9) Issue for discussion: Lueders said there have been three recent instances in which the media were initially denied access to records but custodians reversed when threatened with a lawsuit. Pitsch said it seems harder than 10 years ago to get “straightforward” information from the government. Haynes said the problem is there are fewer reporters to push compliance with the laws.

10) Issue: Could FOIC help create a First Amendment or Freedom of Information Center, possibly grant-funded and university based? Lueders said some centers are affiliated with law schools such as Yale and Michigan State. Drechsel said there is one at the University of Florida-Gainesville. A. Hall and Bennett suggested creating an entity for legal advocacy. Bennett said the state also could have an “access advocacy” office, which she helped create in Illinois 6-8 years ago. Another suggestion is to have someone with a “firewall” within the AGs office, a formal office vested with some authority to litigate and issue binding opinions.

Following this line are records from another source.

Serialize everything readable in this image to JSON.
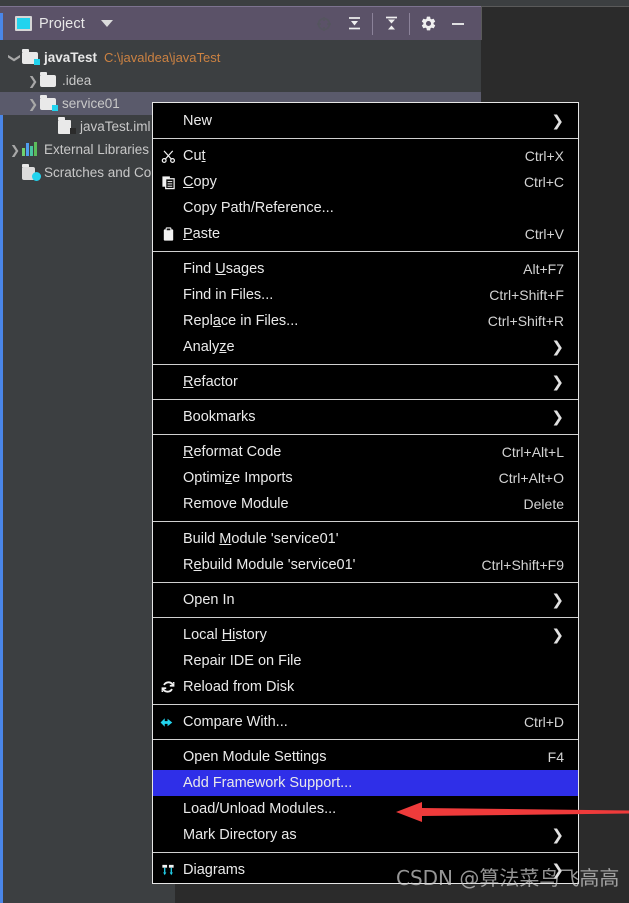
{
  "window": {
    "tool_window_title": "Project",
    "header_icons": [
      {
        "name": "locate-icon",
        "glyph": "target"
      },
      {
        "name": "collapse-all-icon",
        "glyph": "collapse"
      },
      {
        "name": "expand-all-icon",
        "glyph": "expand"
      },
      {
        "name": "settings-gear-icon",
        "glyph": "gear"
      },
      {
        "name": "hide-icon",
        "glyph": "minus"
      }
    ],
    "accent_color": "#4a86e8",
    "header_bg": "#5b5268",
    "panel_bg": "#3c3f41"
  },
  "project_tree": [
    {
      "label": "javaTest",
      "path": "C:\\javaldea\\javaTest",
      "icon": "module-folder-icon",
      "indent": 0,
      "chevron": "open",
      "bold": true,
      "selected": false
    },
    {
      "label": ".idea",
      "path": "",
      "icon": "folder-icon",
      "indent": 1,
      "chevron": "closed",
      "bold": false,
      "selected": false
    },
    {
      "label": "service01",
      "path": "",
      "icon": "module-folder-icon",
      "indent": 1,
      "chevron": "closed",
      "bold": false,
      "selected": true
    },
    {
      "label": "javaTest.iml",
      "path": "",
      "icon": "iml-file-icon",
      "indent": 2,
      "chevron": "none",
      "bold": false,
      "selected": false
    },
    {
      "label": "External Libraries",
      "path": "",
      "icon": "libraries-icon",
      "indent": 0,
      "chevron": "closed",
      "bold": false,
      "selected": false
    },
    {
      "label": "Scratches and Consoles",
      "path": "",
      "icon": "scratches-icon",
      "indent": 0,
      "chevron": "none",
      "bold": false,
      "selected": false
    }
  ],
  "context_menu": {
    "highlight_color": "#2f2fe8",
    "items": [
      {
        "label": "New",
        "shortcut": "",
        "icon": "",
        "submenu": true,
        "highlighted": false,
        "mnemonic": ""
      },
      {
        "separator": true
      },
      {
        "label": "Cut",
        "shortcut": "Ctrl+X",
        "icon": "scissors-icon",
        "submenu": false,
        "highlighted": false,
        "mnemonic": "t"
      },
      {
        "label": "Copy",
        "shortcut": "Ctrl+C",
        "icon": "copy-icon",
        "submenu": false,
        "highlighted": false,
        "mnemonic": "C"
      },
      {
        "label": "Copy Path/Reference...",
        "shortcut": "",
        "icon": "",
        "submenu": false,
        "highlighted": false,
        "mnemonic": ""
      },
      {
        "label": "Paste",
        "shortcut": "Ctrl+V",
        "icon": "clipboard-icon",
        "submenu": false,
        "highlighted": false,
        "mnemonic": "P"
      },
      {
        "separator": true
      },
      {
        "label": "Find Usages",
        "shortcut": "Alt+F7",
        "icon": "",
        "submenu": false,
        "highlighted": false,
        "mnemonic": "U"
      },
      {
        "label": "Find in Files...",
        "shortcut": "Ctrl+Shift+F",
        "icon": "",
        "submenu": false,
        "highlighted": false,
        "mnemonic": ""
      },
      {
        "label": "Replace in Files...",
        "shortcut": "Ctrl+Shift+R",
        "icon": "",
        "submenu": false,
        "highlighted": false,
        "mnemonic": "a"
      },
      {
        "label": "Analyze",
        "shortcut": "",
        "icon": "",
        "submenu": true,
        "highlighted": false,
        "mnemonic": "z"
      },
      {
        "separator": true
      },
      {
        "label": "Refactor",
        "shortcut": "",
        "icon": "",
        "submenu": true,
        "highlighted": false,
        "mnemonic": "R"
      },
      {
        "separator": true
      },
      {
        "label": "Bookmarks",
        "shortcut": "",
        "icon": "",
        "submenu": true,
        "highlighted": false,
        "mnemonic": ""
      },
      {
        "separator": true
      },
      {
        "label": "Reformat Code",
        "shortcut": "Ctrl+Alt+L",
        "icon": "",
        "submenu": false,
        "highlighted": false,
        "mnemonic": "R"
      },
      {
        "label": "Optimize Imports",
        "shortcut": "Ctrl+Alt+O",
        "icon": "",
        "submenu": false,
        "highlighted": false,
        "mnemonic": "z"
      },
      {
        "label": "Remove Module",
        "shortcut": "Delete",
        "icon": "",
        "submenu": false,
        "highlighted": false,
        "mnemonic": ""
      },
      {
        "separator": true
      },
      {
        "label": "Build Module 'service01'",
        "shortcut": "",
        "icon": "",
        "submenu": false,
        "highlighted": false,
        "mnemonic": "M"
      },
      {
        "label": "Rebuild Module 'service01'",
        "shortcut": "Ctrl+Shift+F9",
        "icon": "",
        "submenu": false,
        "highlighted": false,
        "mnemonic": "e"
      },
      {
        "separator": true
      },
      {
        "label": "Open In",
        "shortcut": "",
        "icon": "",
        "submenu": true,
        "highlighted": false,
        "mnemonic": ""
      },
      {
        "separator": true
      },
      {
        "label": "Local History",
        "shortcut": "",
        "icon": "",
        "submenu": true,
        "highlighted": false,
        "mnemonic": "Hi"
      },
      {
        "label": "Repair IDE on File",
        "shortcut": "",
        "icon": "",
        "submenu": false,
        "highlighted": false,
        "mnemonic": ""
      },
      {
        "label": "Reload from Disk",
        "shortcut": "",
        "icon": "reload-icon",
        "submenu": false,
        "highlighted": false,
        "mnemonic": ""
      },
      {
        "separator": true
      },
      {
        "label": "Compare With...",
        "shortcut": "Ctrl+D",
        "icon": "compare-icon",
        "submenu": false,
        "highlighted": false,
        "mnemonic": ""
      },
      {
        "separator": true
      },
      {
        "label": "Open Module Settings",
        "shortcut": "F4",
        "icon": "",
        "submenu": false,
        "highlighted": false,
        "mnemonic": ""
      },
      {
        "label": "Add Framework Support...",
        "shortcut": "",
        "icon": "",
        "submenu": false,
        "highlighted": true,
        "mnemonic": ""
      },
      {
        "label": "Load/Unload Modules...",
        "shortcut": "",
        "icon": "",
        "submenu": false,
        "highlighted": false,
        "mnemonic": ""
      },
      {
        "label": "Mark Directory as",
        "shortcut": "",
        "icon": "",
        "submenu": true,
        "highlighted": false,
        "mnemonic": ""
      },
      {
        "separator": true
      },
      {
        "label": "Diagrams",
        "shortcut": "",
        "icon": "diagram-icon",
        "submenu": true,
        "highlighted": false,
        "mnemonic": ""
      }
    ]
  },
  "annotation": {
    "arrow_color": "#ef3b3b",
    "points_to": "Add Framework Support..."
  },
  "watermark": {
    "text": "CSDN @算法菜鸟飞高高"
  }
}
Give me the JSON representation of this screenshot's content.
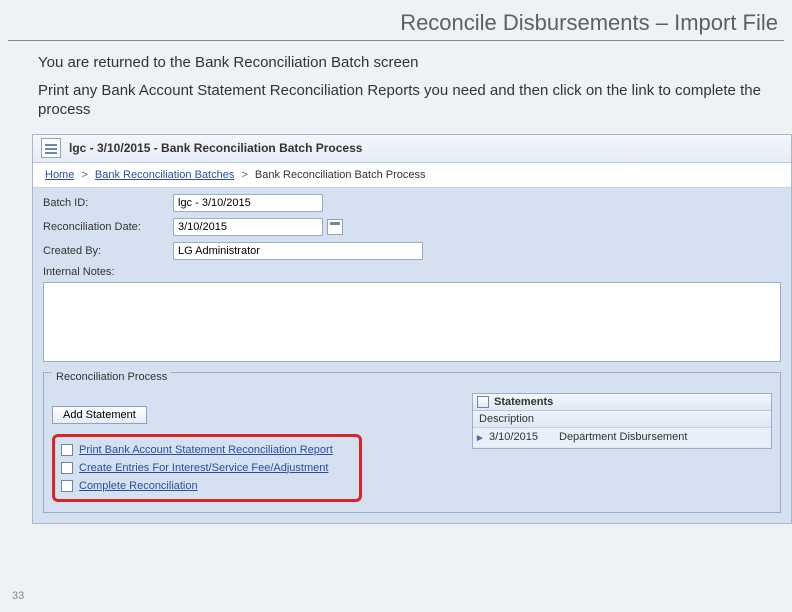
{
  "slide": {
    "title": "Reconcile Disbursements – Import File",
    "page_number": "33"
  },
  "instructions": {
    "line1": "You are returned to the Bank Reconciliation Batch screen",
    "line2": "Print any Bank Account Statement Reconciliation Reports you need and then click on the link to complete the process"
  },
  "window": {
    "title": "lgc - 3/10/2015 - Bank Reconciliation Batch Process"
  },
  "breadcrumb": {
    "home": "Home",
    "batches": "Bank Reconciliation Batches",
    "current": "Bank Reconciliation Batch Process",
    "sep": ">"
  },
  "form": {
    "batch_id_label": "Batch ID:",
    "batch_id_value": "lgc - 3/10/2015",
    "recon_date_label": "Reconciliation Date:",
    "recon_date_value": "3/10/2015",
    "created_by_label": "Created By:",
    "created_by_value": "LG Administrator",
    "notes_label": "Internal Notes:"
  },
  "process": {
    "legend": "Reconciliation Process",
    "add_button": "Add Statement",
    "links": {
      "print": "Print Bank Account Statement Reconciliation Report",
      "entries": "Create Entries For Interest/Service Fee/Adjustment",
      "complete": "Complete Reconciliation"
    }
  },
  "statements": {
    "title": "Statements",
    "col_header": "Description",
    "rows": [
      {
        "date": "3/10/2015",
        "desc": "Department Disbursement"
      }
    ]
  }
}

11) Issue: Data governance, the next frontier? Lueders said speakers at the national FOIC conference said advocates should create an expectation that “mega-databanks” are available and usable by the public. Foust said the issue is called “data governance,” determining who should have access to what information and how secure the information is from manipulation. He said governments create policies to ensure data is not lost. He said currently IT consultants usually set the parameters in government. Drechsel said some agencies do not consider data to be “a record” and yet that may be the way the information is kept. A. Hall noted that DNR has some databases the media have a hard time accessing because they use proprietary software. Dreps said it’s critical to design systems that can easily generate public information without inordinate expense.

12) The council discussed the prevalence of secrecy in real-estate deals. One reporter at a school board was ordered to turn off his recorder by the board’s attorney during a meeting. Franzen discussed his new “On Wisconsin” column that will deal with open-government issues. Ideas can be sent to efranzen@jrn.com.

13) Website report. Lueders thanked Foust for his timely posting of items on the website.

14) Council membership. Lueders introduced Larry Gallup of Gannett Wisconsin Media based in Appleton. The council agreed to add Gallup as a member.

15) Your Right to Know column. Ideas for the February, March and April columns were discussed.

16) Other business. A. Hall discussed the upcoming April 8-9 Midwest Watchdog Workshop at the UW-Madison for journalists, students and the public. He thanked the council for its sponsorship. A. Hall also noted the annual Wisconsin Watchdog Awards banquet would be April 8. Drechsel also mentioned the April 10 annual journalism ethics conference on the topic “Ethics in Sports,” also at UW-Madison. Members also set the next council meeting for Thursday, April 23, at 1:30 p.m.

17) Adjournment. The meeting adjourned at 3:27 p.m.